- Use Scripture carefully. Scripture is meant to be used as a foundation not thrown like a brick. I can assure you that those who have experienced any amount of loss or suffering have heard, “It’s God’s perfect plan”, “He meant this for good”, “He won’t give you more than you can bear”, “You need to keep trusting Jesus”, “You need to read your Bible more often”, etc….it can be an exhausting list. Are these things true? Probably. Are you the one that needs to be speaking that into their life? Maybe. Maybe not. Be sure you know your boundaries. When you speak to someone who is going through a terrible spiritual dry spell and you question them about trusting God, it makes them feel like a failure and often makes the matter worse.These types of conversations need to happen in a setting where there is deep exchange of heart issues. NEVER in passing. That can come across as flippant, trite, and often taken out of context.

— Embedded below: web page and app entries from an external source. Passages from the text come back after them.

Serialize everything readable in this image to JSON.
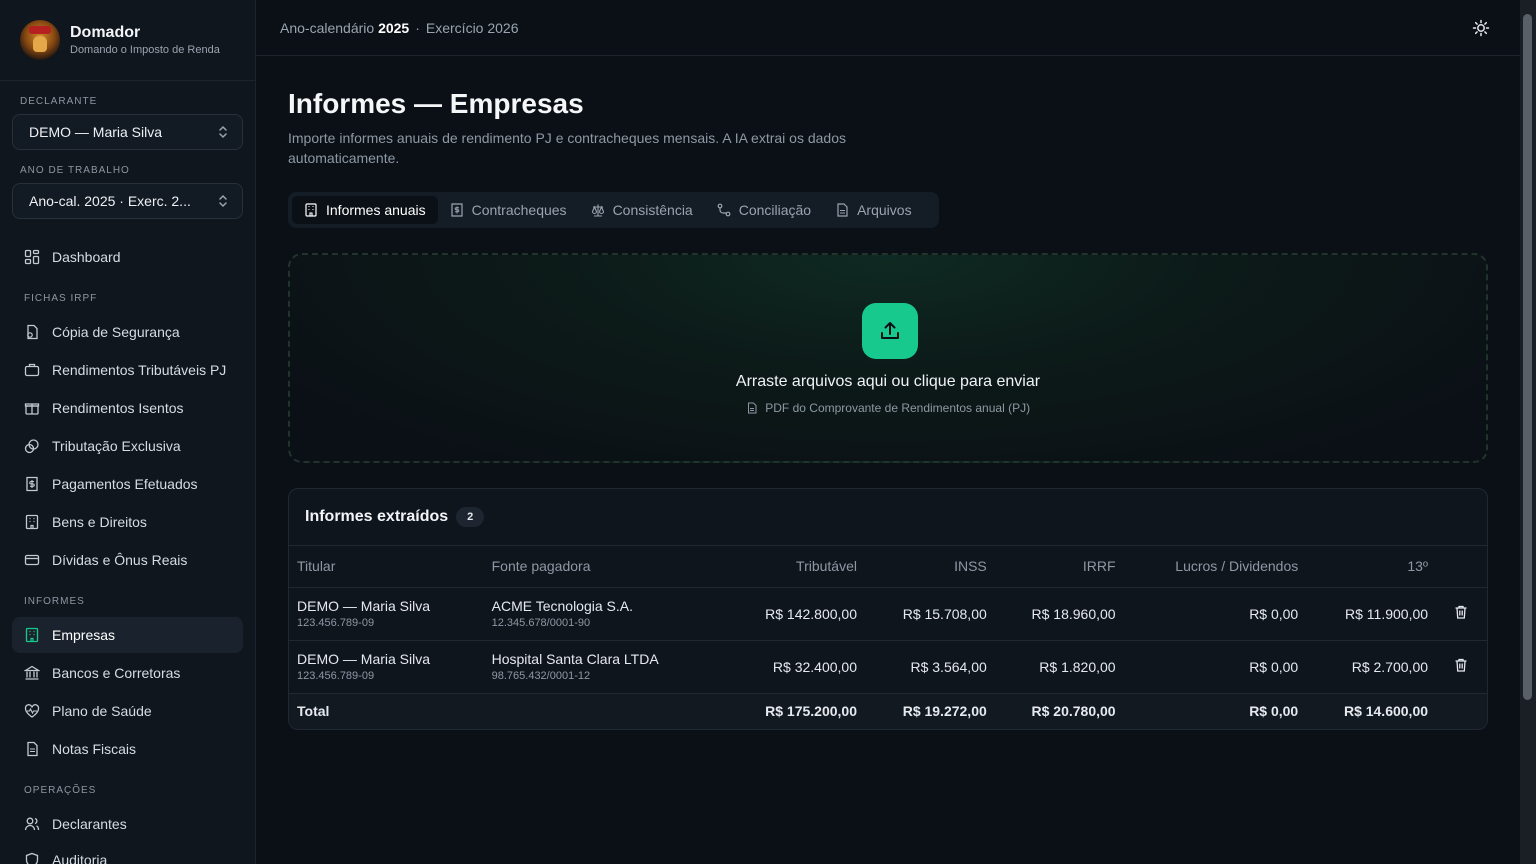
{
  "brand": {
    "title": "Domador",
    "subtitle": "Domando o Imposto de Renda"
  },
  "declarante": {
    "label": "DECLARANTE",
    "value": "DEMO — Maria Silva"
  },
  "ano": {
    "label": "ANO DE TRABALHO",
    "value": "Ano-cal. 2025 · Exerc. 2..."
  },
  "nav": {
    "dashboard": "Dashboard",
    "fichas_label": "FICHAS IRPF",
    "fichas": [
      "Cópia de Segurança",
      "Rendimentos Tributáveis PJ",
      "Rendimentos Isentos",
      "Tributação Exclusiva",
      "Pagamentos Efetuados",
      "Bens e Direitos",
      "Dívidas e Ônus Reais"
    ],
    "informes_label": "INFORMES",
    "informes": [
      "Empresas",
      "Bancos e Corretoras",
      "Plano de Saúde",
      "Notas Fiscais"
    ],
    "operacoes_label": "OPERAÇÕES",
    "operacoes": [
      "Declarantes",
      "Auditoria"
    ]
  },
  "topbar": {
    "prefix": "Ano-calendário",
    "year": "2025",
    "sep": "·",
    "exercicio": "Exercício 2026"
  },
  "page": {
    "title": "Informes — Empresas",
    "subtitle": "Importe informes anuais de rendimento PJ e contracheques mensais. A IA extrai os dados automaticamente."
  },
  "tabs": [
    "Informes anuais",
    "Contracheques",
    "Consistência",
    "Conciliação",
    "Arquivos"
  ],
  "dropzone": {
    "title": "Arraste arquivos aqui ou clique para enviar",
    "hint": "PDF do Comprovante de Rendimentos anual (PJ)"
  },
  "table": {
    "title": "Informes extraídos",
    "count": "2",
    "headers": [
      "Titular",
      "Fonte pagadora",
      "Tributável",
      "INSS",
      "IRRF",
      "Lucros / Dividendos",
      "13º"
    ],
    "rows": [
      {
        "titular": "DEMO — Maria Silva",
        "cpf": "123.456.789-09",
        "fonte": "ACME Tecnologia S.A.",
        "cnpj": "12.345.678/0001-90",
        "tributavel": "R$ 142.800,00",
        "inss": "R$ 15.708,00",
        "irrf": "R$ 18.960,00",
        "lucros": "R$ 0,00",
        "decimo": "R$ 11.900,00"
      },
      {
        "titular": "DEMO — Maria Silva",
        "cpf": "123.456.789-09",
        "fonte": "Hospital Santa Clara LTDA",
        "cnpj": "98.765.432/0001-12",
        "tributavel": "R$ 32.400,00",
        "inss": "R$ 3.564,00",
        "irrf": "R$ 1.820,00",
        "lucros": "R$ 0,00",
        "decimo": "R$ 2.700,00"
      }
    ],
    "total": {
      "label": "Total",
      "tributavel": "R$ 175.200,00",
      "inss": "R$ 19.272,00",
      "irrf": "R$ 20.780,00",
      "lucros": "R$ 0,00",
      "decimo": "R$ 14.600,00"
    }
  },
  "colors": {
    "accent": "#18c98e",
    "background": "#0b1016",
    "sidebar": "#0f161e"
  }
}
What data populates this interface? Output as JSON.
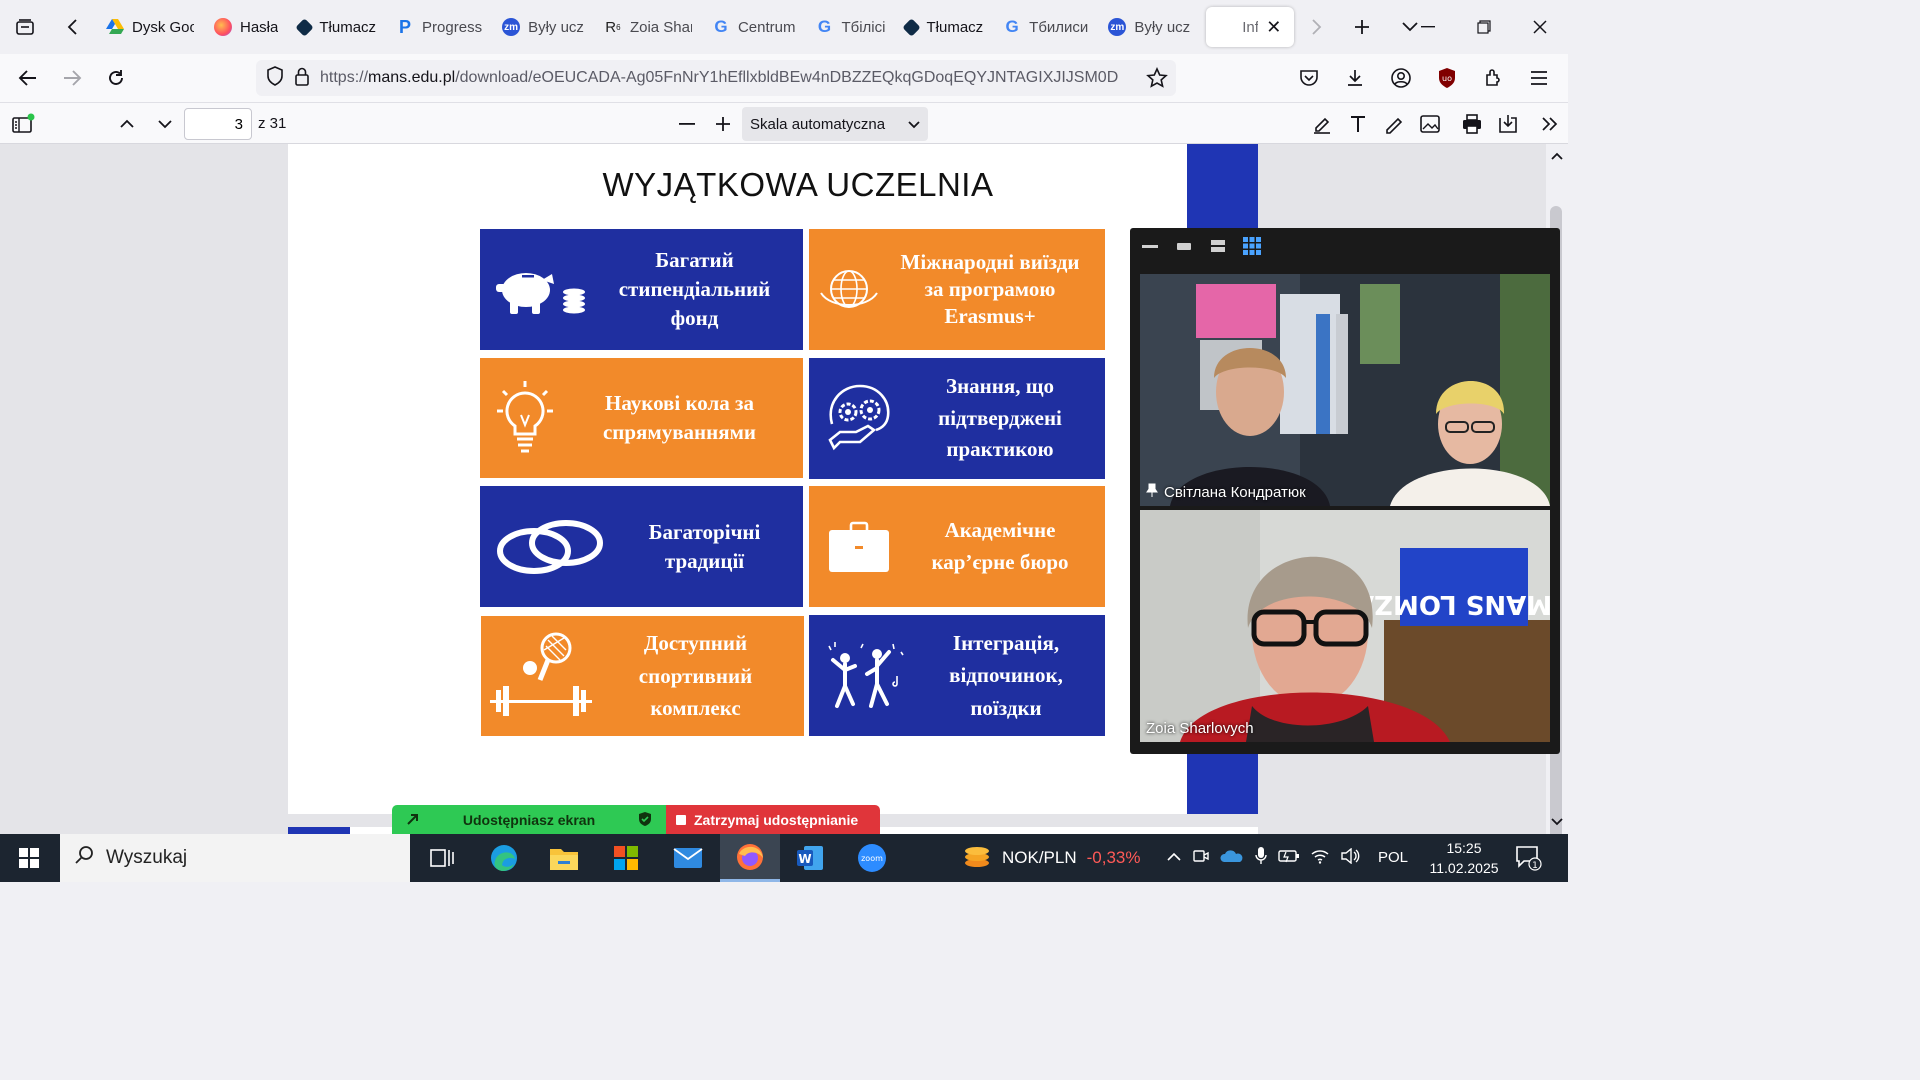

- Never “outdo” their situation with a story. Comparison stories were by far one of the most commonly-mentioned hurtful responses. They are meant to make someone feel like they are in good company, but they are rarely received that way and can be very hurtful. A dear friend of mine was in shock of losing a spouse very suddenly. Someone compared her trial to the loss of a pet just a few days earlier. I am certain that person was grieving the loss of their pet. That is a hard. But it was a very insensitive time to bring it up.
- The words “I completely understand” can be upsetting to a person who knows that you don’t. Never use that statement. Because none of us can really understand how anther person feels.
- NEVER use the combination of words “At least.” Nothing beneficial follows. Period. It only minimizes their hurt.
- Don’t tell them to forget what happened and move forward, time heals all wounds, or God won’t give you more than you can handle (YES He certainly will! That’s another blog for another day 😊 )
The resounding reply that WAS helpful to others was……..to be present, silent and not try to fix. Sometimes they just want to talk. This is the best way for a person to process. It’s frustrating when people try to jump in and counsel and fix.
What if you love that person but you are not necessarily close?
- Cards and notes. This is a very non threatening way to let someone know how you feel and let them know they can reach out to you. Many times I would feel encouraged with my box of cards and letters. I appreciated that so much. I could choose to read them when I was emotionally able at my own pace.
- Sometimes nonverbal love is the best. Mow their lawn if you see the need. One day my pastor’s wife walked in with my laundry. Washed, dried and folded! It was such a blessing I knew nothing about. Another time I came home to a clean house!
- Get a few friends together and make freezer meals and send with a close friend. This was the biggest life saver for me!
- Gather people together to pray for that person. Each person add something to a basket. Coffee, card, gift card and let them know they have been prayed for when you deliver the basket.
- Be observant and just help in non-obtrusive ways. We often want to ask “What can I do to help?” this is normal but usually the person suffering is overwhelmed and doesn’t even know their needs. Try to be observant. Some of the most helpful things can be something as simple as finding paper products like toilet paper, paper towels, and paper plates left on their porch. One story I read, a man visited close friends and polished the family’s shoes for the funeral. Something they never would have thought about.
In summary, what your friend probably wants you to know is they have been called to walk a hard road paved with confusion. It’s extremely difficult to process. Don’t try to judge their actions or fix their heart. That’s God’s job. Don’t try removing the thorn, that’s God’s job too. They may come across as rude or not thankful when they are simply trying put pieces of their life together. In my experience it can feel like drinking from a firehose.
This is all from the fallible human experience of me and others. We should be so grateful that God gives us perfect direction.